• _Items from a dataset_:
——————

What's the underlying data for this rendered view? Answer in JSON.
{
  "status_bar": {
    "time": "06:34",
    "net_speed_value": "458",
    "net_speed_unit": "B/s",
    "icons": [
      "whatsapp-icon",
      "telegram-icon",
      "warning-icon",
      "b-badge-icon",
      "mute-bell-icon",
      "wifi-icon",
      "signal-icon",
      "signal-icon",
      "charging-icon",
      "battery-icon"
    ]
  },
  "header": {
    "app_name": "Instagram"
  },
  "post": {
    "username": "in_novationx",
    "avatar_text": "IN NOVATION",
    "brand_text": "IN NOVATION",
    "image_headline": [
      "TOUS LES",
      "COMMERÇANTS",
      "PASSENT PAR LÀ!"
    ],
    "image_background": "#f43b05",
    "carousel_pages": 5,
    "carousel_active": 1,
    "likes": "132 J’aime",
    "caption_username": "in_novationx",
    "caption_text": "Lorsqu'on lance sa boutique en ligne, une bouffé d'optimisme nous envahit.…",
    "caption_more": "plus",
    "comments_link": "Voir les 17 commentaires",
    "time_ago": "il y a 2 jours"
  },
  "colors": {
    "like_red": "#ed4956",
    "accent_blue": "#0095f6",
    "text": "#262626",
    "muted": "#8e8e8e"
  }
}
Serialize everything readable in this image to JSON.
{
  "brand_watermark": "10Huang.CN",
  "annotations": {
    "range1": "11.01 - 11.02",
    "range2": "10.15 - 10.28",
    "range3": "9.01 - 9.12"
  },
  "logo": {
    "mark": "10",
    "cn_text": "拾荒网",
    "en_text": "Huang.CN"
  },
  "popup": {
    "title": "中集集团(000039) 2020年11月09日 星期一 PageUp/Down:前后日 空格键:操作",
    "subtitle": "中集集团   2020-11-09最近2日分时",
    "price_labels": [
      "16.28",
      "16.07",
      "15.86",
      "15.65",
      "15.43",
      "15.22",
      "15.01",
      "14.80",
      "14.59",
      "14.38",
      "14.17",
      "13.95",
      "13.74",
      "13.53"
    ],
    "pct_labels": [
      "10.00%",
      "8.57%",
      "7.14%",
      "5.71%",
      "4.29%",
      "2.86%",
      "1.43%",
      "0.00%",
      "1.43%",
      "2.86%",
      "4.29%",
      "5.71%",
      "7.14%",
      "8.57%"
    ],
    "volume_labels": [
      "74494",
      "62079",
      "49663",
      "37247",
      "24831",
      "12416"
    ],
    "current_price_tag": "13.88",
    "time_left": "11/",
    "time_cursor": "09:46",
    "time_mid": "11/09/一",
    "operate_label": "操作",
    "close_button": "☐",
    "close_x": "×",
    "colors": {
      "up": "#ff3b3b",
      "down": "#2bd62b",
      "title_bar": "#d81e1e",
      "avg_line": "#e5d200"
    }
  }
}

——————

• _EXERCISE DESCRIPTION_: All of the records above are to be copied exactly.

• _EXERCISE RESPONSE_:
What's the underlying data for this rendered view? Answer in JSON.
{
  "status_bar": {
    "time": "06:34",
    "net_speed_value": "458",
    "net_speed_unit": "B/s",
    "icons": [
      "whatsapp-icon",
      "telegram-icon",
      "warning-icon",
      "b-badge-icon",
      "mute-bell-icon",
      "wifi-icon",
      "signal-icon",
      "signal-icon",
      "charging-icon",
      "battery-icon"
    ]
  },
  "header": {
    "app_name": "Instagram"
  },
  "post": {
    "username": "in_novationx",
    "avatar_text": "IN NOVATION",
    "brand_text": "IN NOVATION",
    "image_headline": [
      "TOUS LES",
      "COMMERÇANTS",
      "PASSENT PAR LÀ!"
    ],
    "image_background": "#f43b05",
    "carousel_pages": 5,
    "carousel_active": 1,
    "likes": "132 J’aime",
    "caption_username": "in_novationx",
    "caption_text": "Lorsqu'on lance sa boutique en ligne, une bouffé d'optimisme nous envahit.…",
    "caption_more": "plus",
    "comments_link": "Voir les 17 commentaires",
    "time_ago": "il y a 2 jours"
  },
  "colors": {
    "like_red": "#ed4956",
    "accent_blue": "#0095f6",
    "text": "#262626",
    "muted": "#8e8e8e"
  }
}
Serialize everything readable in this image to JSON.
{
  "brand_watermark": "10Huang.CN",
  "annotations": {
    "range1": "11.01 - 11.02",
    "range2": "10.15 - 10.28",
    "range3": "9.01 - 9.12"
  },
  "logo": {
    "mark": "10",
    "cn_text": "拾荒网",
    "en_text": "Huang.CN"
  },
  "popup": {
    "title": "中集集团(000039) 2020年11月09日 星期一 PageUp/Down:前后日 空格键:操作",
    "subtitle": "中集集团   2020-11-09最近2日分时",
    "price_labels": [
      "16.28",
      "16.07",
      "15.86",
      "15.65",
      "15.43",
      "15.22",
      "15.01",
      "14.80",
      "14.59",
      "14.38",
      "14.17",
      "13.95",
      "13.74",
      "13.53"
    ],
    "pct_labels": [
      "10.00%",
      "8.57%",
      "7.14%",
      "5.71%",
      "4.29%",
      "2.86%",
      "1.43%",
      "0.00%",
      "1.43%",
      "2.86%",
      "4.29%",
      "5.71%",
      "7.14%",
      "8.57%"
    ],
    "volume_labels": [
      "74494",
      "62079",
      "49663",
      "37247",
      "24831",
      "12416"
    ],
    "current_price_tag": "13.88",
    "time_left": "11/",
    "time_cursor": "09:46",
    "time_mid": "11/09/一",
    "operate_label": "操作",
    "close_button": "☐",
    "close_x": "×",
    "colors": {
      "up": "#ff3b3b",
      "down": "#2bd62b",
      "title_bar": "#d81e1e",
      "avg_line": "#e5d200"
    }
  }
}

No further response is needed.